#3) The third grave I chose to include had multiple symbols on its surface. This pulpit marker/ bedstead grave of Pastor William H. Flemming combines the symbols of a book, wreath, and drape in one memorial. Pastor Flemming lived from 1821 to 1877. The book is a common icon for faith, which makes sense since the deceased was a pastor. The elaborate drape with tassels symbolizes the grief and mourning of the family. Finally, the garland wreath symbolizes the distinction of this person, probably due to his status within the church.

Nathaniel Smalls headstone.
Close up of Smalls headstone.

#4) The fourth grave I found was the headstone of Nathaniel Smalls. The headstone did not say the years of Mr. Smalls life, but it did say he was 51 years old when he died. The memorial contains icons of an hourglass, star, and angel wings. A winged hourglass is known to symbolize the swiftness of time, which would make sense since Mr. Smalls died at the young age of 51. The star is a common symbol to find with the hourglass and often represents religion.

Headstone of Elizabeth Moore.
#5) The toppled over headstone of Elizabeth Moore is another example of a memorial with multiple icons. Moore died in 1861, when she was 66 years old. This headstone contains symbols of an angel, a wreath, and an urn. An angel is the guardian of the dead, and symbolizes spirituality. The wreath, as I said before, is the symbol of victory and memory. Finally, the urn symbolizes mourning.

Headstone of Casey Poyas.
Close up of Poyas headstone.

#6) I found this headstone out in the back parking lot of Bethel UMC with many others. This is the headstone of Casey Poyas, who died in 1821. His gravestone features a hand pointing upwards, which often symbolizes heaven or the ascension into heaven. This would make sense because the Latin word "Resurgam", located above the hand, means "I will rise up again". (This comes from the latin verb resurgo, resurgere, resurrexi, resurrectus. Yay Latin!)

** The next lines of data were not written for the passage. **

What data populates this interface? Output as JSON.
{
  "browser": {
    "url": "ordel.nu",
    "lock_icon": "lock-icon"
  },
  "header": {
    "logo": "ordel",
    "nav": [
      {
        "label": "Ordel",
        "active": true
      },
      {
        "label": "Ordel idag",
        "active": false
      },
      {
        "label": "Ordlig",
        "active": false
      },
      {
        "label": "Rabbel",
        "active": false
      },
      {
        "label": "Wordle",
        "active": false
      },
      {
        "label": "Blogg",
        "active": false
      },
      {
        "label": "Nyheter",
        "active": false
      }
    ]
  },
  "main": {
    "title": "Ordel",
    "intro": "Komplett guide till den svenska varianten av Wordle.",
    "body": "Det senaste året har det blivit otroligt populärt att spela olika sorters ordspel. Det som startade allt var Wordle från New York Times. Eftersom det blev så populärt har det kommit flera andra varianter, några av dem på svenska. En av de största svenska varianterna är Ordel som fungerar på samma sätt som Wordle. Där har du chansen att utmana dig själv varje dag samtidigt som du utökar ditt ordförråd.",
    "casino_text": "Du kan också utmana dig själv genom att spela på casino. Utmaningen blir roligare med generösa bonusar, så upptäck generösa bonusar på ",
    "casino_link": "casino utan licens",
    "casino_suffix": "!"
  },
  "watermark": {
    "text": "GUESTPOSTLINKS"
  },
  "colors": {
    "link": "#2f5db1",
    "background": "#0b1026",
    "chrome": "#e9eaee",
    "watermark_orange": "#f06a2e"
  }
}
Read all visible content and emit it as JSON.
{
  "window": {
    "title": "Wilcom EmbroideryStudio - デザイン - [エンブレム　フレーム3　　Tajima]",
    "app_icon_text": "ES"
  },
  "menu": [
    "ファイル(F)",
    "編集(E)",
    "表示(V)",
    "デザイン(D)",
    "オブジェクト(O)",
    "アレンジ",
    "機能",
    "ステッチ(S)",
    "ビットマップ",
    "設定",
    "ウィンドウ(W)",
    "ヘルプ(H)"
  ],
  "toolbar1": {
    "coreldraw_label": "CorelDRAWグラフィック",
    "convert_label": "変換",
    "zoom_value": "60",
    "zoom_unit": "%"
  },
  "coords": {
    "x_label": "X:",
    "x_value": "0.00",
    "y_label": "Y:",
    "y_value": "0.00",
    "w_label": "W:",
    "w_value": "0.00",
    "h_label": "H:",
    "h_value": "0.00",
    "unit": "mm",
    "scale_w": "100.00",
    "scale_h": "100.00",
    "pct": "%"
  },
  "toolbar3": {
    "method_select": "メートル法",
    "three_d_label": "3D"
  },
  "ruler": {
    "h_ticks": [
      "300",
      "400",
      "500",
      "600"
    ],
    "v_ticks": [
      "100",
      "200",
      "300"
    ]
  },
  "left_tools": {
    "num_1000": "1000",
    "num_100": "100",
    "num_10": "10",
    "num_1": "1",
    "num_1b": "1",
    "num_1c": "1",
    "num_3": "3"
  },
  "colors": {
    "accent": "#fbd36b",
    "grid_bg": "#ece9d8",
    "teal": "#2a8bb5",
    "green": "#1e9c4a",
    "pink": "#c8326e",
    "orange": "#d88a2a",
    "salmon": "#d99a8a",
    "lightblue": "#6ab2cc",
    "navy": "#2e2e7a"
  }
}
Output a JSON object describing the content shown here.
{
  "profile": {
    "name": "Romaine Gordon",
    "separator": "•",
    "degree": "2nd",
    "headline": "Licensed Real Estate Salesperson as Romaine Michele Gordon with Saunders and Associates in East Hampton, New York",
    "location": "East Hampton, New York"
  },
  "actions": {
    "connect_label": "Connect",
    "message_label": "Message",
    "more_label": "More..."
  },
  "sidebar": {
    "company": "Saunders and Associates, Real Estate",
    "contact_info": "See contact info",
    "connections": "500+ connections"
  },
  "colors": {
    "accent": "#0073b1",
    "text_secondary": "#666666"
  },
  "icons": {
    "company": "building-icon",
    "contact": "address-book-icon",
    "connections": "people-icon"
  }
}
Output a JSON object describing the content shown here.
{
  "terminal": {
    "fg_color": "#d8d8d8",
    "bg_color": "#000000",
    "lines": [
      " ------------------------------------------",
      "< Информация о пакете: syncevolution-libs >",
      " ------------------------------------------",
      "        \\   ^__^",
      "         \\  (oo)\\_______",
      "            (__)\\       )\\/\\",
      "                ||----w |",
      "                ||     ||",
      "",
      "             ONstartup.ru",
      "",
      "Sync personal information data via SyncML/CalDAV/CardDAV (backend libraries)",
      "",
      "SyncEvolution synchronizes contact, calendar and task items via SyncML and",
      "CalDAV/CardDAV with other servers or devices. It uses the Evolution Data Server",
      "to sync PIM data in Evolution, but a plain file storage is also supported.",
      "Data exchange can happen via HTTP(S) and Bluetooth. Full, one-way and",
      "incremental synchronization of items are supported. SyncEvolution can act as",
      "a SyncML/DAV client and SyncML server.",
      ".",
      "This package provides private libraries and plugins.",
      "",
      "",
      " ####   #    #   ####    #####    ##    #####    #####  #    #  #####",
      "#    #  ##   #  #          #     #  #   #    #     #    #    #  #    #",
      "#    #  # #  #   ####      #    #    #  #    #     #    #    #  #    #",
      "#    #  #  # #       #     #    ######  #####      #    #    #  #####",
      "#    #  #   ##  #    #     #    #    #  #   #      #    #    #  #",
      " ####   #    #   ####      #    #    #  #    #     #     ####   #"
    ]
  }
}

Headstone of James F. M. Lord.
#7) The headstone of James F. M. Lord was one of the many memorials in Bethel UMC to feature a willow tree. James died in 1862, and was 37 years old. A weeping willow tree symbolizes mourning, grief, and "natures lament".

Bateman gravesite.
Close up of Mrs. Bateman's

#8) This die on base memorial belongs to Rebecca Jane Bateman, wife of C. D. Bateman. Mrs. Bateman died in 1882. Calla lilies are carved into her grave stone. Calla lilies symbolize marriage. Mrs. Bateman is described as a "Tender mother, devoted wife, and true friend."

Gravesite of Anna Chrietzberg.
#9) This die on base grave stone belongs to Anna Chrietzberg, wife of Reverend A. M. Chrietzberg. Mrs. Chrietzberg lived from 1821 to 1872. Her memorial features a dove, and a garland. A dove symbolizes the Holy Spirit, as well as peace. The garland symbolizes victory and memory in death. This grave stone also contains the Latin phrase "Anima blandula ab angelis translata". I attempted to translate this phrase and got "a pleasant soul transferred by angels"

Furchess headstone.
Close up of Furchess headstone.
#10) This headstone of Mrs. Elizabeth Furchess, who lived from 1788 to 1858. She is described as a "kind mother" and "friend to the orphan". Mrs. Furchess' headstone has a weeping willow and a flaming urn. This type of urn symbolizes undying friendship, as well as mourning. The weeping willow is also another symbol for mourning.